• [DATA FOR THE TASK]:

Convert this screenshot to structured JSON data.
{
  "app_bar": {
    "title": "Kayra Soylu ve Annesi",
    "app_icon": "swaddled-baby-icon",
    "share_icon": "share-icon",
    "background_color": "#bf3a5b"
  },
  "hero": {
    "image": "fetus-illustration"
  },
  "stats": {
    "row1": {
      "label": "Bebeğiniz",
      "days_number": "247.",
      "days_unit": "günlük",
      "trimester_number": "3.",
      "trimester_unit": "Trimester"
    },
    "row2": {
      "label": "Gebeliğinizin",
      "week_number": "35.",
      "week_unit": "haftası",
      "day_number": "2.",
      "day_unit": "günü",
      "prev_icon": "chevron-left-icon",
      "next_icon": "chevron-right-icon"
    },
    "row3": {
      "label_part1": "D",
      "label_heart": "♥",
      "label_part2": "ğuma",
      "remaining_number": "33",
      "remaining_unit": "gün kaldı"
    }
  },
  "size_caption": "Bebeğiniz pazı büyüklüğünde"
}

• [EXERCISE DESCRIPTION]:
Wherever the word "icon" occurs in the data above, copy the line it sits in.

• [OUTPUT FOR THIS TASK]:
    "app_icon": "swaddled-baby-icon",
    "share_icon": "share-icon",
      "prev_icon": "chevron-left-icon",
      "next_icon": "chevron-right-icon"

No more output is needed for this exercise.